‘Today there are many shades of white,’ says Ben Chestnutt of Leicht Battersea and Sevenoaks. ‘It is no longer one colour but has many different shades. We’ve recently introduced a Merino white, which has a hint of grey to it, as well as a new concrete finish, and a textured white that offers added depth.’ Some of the most interesting designs combine a variety of materials; think marble, glass, wood, porcelain and metallics in the form of lighting, taps, worktops, splashbacks, tabletops, handles and even panels and feature doors. Add texture and interest by honing it down to one or two elements such as a marble island, a wenge breakfast bar or mirrored splashback. ‘Whether it’s creating a Nordic feel with the use of wood or offering an industrial look with brass tapware, warmed rusted walls and metal accessories, white keeps a contemporary base in the home,’ concludes Daniel Brutto, co-founder of Hub Kitchens ‘It can be used to move with the trends and changing nature of today’s modern architecture. It’s timeless.’ 



Shown from top to bottom and left to right:

Matrix kitchen by CR&S Varenna, from £50,000, Poliform

Frosty Carrina, from £1,200 per sq. m, Caesarstone 
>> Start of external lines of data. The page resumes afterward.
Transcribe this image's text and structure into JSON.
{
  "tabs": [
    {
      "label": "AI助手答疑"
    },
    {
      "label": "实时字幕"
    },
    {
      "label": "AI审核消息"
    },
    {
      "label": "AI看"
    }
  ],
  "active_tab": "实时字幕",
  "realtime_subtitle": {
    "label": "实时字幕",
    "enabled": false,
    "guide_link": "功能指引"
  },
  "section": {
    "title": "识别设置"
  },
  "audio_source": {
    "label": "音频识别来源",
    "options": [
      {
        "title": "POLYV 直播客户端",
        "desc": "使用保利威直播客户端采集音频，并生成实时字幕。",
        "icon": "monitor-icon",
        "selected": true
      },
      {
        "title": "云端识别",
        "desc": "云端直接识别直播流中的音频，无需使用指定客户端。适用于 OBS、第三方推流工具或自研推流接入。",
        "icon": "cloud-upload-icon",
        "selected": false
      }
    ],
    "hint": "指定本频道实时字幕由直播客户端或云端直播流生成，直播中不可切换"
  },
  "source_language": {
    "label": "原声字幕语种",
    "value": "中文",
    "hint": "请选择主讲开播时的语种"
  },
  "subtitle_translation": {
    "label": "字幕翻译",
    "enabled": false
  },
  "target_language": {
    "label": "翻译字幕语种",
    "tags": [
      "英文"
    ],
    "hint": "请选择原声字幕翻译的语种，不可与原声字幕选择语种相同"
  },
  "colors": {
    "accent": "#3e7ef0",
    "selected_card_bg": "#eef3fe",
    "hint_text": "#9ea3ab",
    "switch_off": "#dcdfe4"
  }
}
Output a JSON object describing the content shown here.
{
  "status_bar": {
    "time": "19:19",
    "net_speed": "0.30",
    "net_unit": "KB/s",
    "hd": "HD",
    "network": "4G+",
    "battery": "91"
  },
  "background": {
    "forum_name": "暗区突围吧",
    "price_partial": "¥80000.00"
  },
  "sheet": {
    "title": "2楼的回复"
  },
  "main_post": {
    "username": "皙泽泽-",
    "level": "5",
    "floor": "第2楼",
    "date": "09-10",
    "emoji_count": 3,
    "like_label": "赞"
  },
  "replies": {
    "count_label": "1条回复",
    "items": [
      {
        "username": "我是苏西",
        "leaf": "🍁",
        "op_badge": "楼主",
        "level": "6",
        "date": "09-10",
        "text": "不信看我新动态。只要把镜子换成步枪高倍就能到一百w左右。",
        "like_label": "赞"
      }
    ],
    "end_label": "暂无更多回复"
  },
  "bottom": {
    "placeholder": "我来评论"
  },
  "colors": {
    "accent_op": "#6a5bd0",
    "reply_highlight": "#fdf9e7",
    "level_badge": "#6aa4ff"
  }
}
Vipp kitchen, from £26,000

British Standard cupboards, kitchens start from £7,000


Article by: Hayley Gilbert